Self-Injury: What the Adoption Community Needs to Know
"The physical pain of cutting numbed my emotional pain, and it helped me close the gap between my two falsely dichotomous selves: the 'happy' adoptee who had everything given to her and the angry adoptee who had everything taken away..."
-Shareen Pine, Adult Adoptee
This post was a difficult one to write. I have thought about it... journaled about it... and thought about it some more... stopped and came back to it. That's how I knew I needed to write it and get it out to the world. It started off as a post about self-injury awareness month (self-injury awareness month is in March). I've seen posts about self-injury. It affects my practice with adopted teens and adoptive parents who feel lost, frustrated and sad. They don't know how to help their adopted teen despite numerous attempts to reach out.
So I felt compelled to talk about how self-injury effects the adoption community given the lack of info out there. I am going to get to the heart of the matter and what you need to know about self-injury.
What is Self-Injury?
Self-injury is any deliberate, nonsuicidal behavior that causes physical harm (injury) to a person's body
We can't put someone who self-injures into a "box" - People who self-injure are not limited to any certain age, gender, background, race, religion, ect.
Rather than spending too much time concentrating on who may self-harm, it's more important to pay attention who suffers from emotional distress that can lead to self-injury (more on this below)
Myth Busting Self-Injury
Self-injury is NOT the same as attempting suicide - for some people, self-harm is the only way they know how to get through the unspeakable pain they experience. The intention is to end their life, but to manage their emotions they can't communicate (or are just too painful to express).
Self-injury does NOT discriminate - it does not just happen in teens, or in girls. Research shows that youth (tween-early adulthood) are more of engaging in self-harm than older adults, however, this does not mean that other ages are not affected.
Self-harm is NOT manipulative - this one is really difficult because it can seem like some people who self-harm are doing it for "attention." Please try to understand, however, that people who self-injure are in an extreme amount of emotional distress. Calling someone manipulative can be damaging to the person, and to your relationship. Even when someone says they self-harm for attention, there is usually another underlying reason for their behavior.
What Causes Self-Injury?
Like I said before, rather than focusing on who self-injures, it's more important to consider who might turn to self-injury. So, who could suffer from such emotional distress that can lead one to self-injure?
Finding the Meaning of Self-Injury is Individual
When it comes down to it, the reason why one self-injures really depends on each individual. What's important here is to ask "Why" - to find the meaning behind the behavior. Joe says, "I cut myself because I hate myself" and Jess says, "I deserve to be punished."

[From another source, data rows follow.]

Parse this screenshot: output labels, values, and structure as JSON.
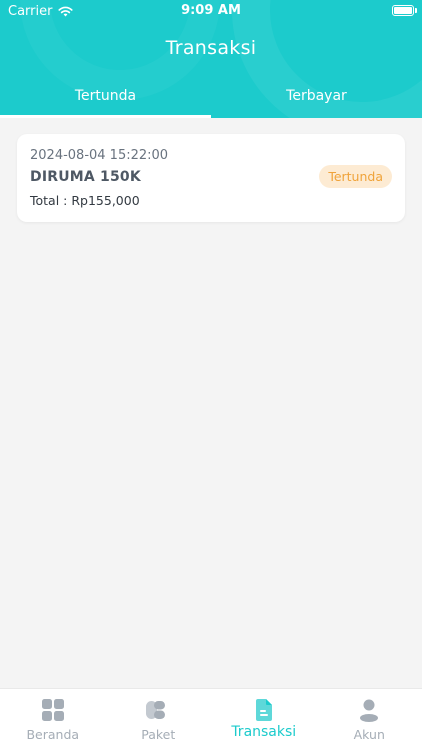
{
  "status_bar": {
    "carrier": "Carrier",
    "time": "9:09 AM"
  },
  "header": {
    "title": "Transaksi"
  },
  "tabs": [
    {
      "label": "Tertunda",
      "active": true
    },
    {
      "label": "Terbayar",
      "active": false
    }
  ],
  "transactions": [
    {
      "date": "2024-08-04 15:22:00",
      "name": "DIRUMA 150K",
      "total": "Total : Rp155,000",
      "status": "Tertunda"
    }
  ],
  "bottom_nav": [
    {
      "label": "Beranda",
      "icon": "grid-icon",
      "active": false
    },
    {
      "label": "Paket",
      "icon": "package-icon",
      "active": false
    },
    {
      "label": "Transaksi",
      "icon": "document-icon",
      "active": true
    },
    {
      "label": "Akun",
      "icon": "user-icon",
      "active": false
    }
  ],
  "colors": {
    "primary": "#1ccbcc",
    "badge_bg": "#fdebd3",
    "badge_text": "#f0a33a",
    "inactive": "#a5adb6"
  }
}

People who self-harm typically have intense feelings of unworthiness and other negative feelings of themselves.
"I felt worthless. I never had a strong sense of self... I didn't grow up in an environment of positive praise and reward, I grew up in a home filled with criticism and projections of self-hatred and dissatisfaction.. By my teenage years, I had discovered self-harm.."
-Anna, Adult Adoptee, The Adoption Social
As seen in the above quote, many adoptees have described feelings of low self-esteem, emptiness, and blame for experiences outside of their control. For example, Jane explains, "I often blamed myself for being adopted and hated myself." She felt shame and turned to self-harm to manage her feelings of "inner-badness."
I should point out here - and this is important - that I do not want to pathologies adoptees. The intention is to bring awareness to self-injury as a way of coping with extreme emotional distress and negative feelings.
The Role of Trauma
Those most at risk for self-injury are people who have experienced trauma, neglect, or abuse. The emotional distress from trauma can lead to many feelings:
Numb or disconnected
Trapped or silenced
"For me, being an adoptee is like getting into a horrible car accident and surviving with devastating injuries. But instead of anybody acknowledging the trauma of the accident, they tell you that you should feel lucky. Even if the injuries never stop hurting, never quite heal...So I learned not to talk about it. Even though my bones ached."
Adoption always begins with separation and loss. All members of the triad - including adoptees, birth mothers, and adoptive mothers - can experience loss and trauma in adoption. I will leave the specifics for another post.
It is important to address the trauma in adoption here because as Shareen Pine, an adult adoptee, notes above, instead of acknowledging the trauma people tell adoptees they 'should feel lucky.'
Rather than feeling open to talking about their feelings, adoptees feel shut down and invalidated. Some feeling emotionally distressed, unable to cope any other way... turn to self-injury as a way to manage their pain.
Again, it is not the intention to pathologies adoptees or adoption. Only to bring awareness to a key issue that I see and that is not being talked about.
Do you know someone, or are you personally suffering from emotional distress or engaging in self-injury? Please know that self-injury is treatable and there is help. Feel free to contact me with any questions you may have, or to schedule an appointment today.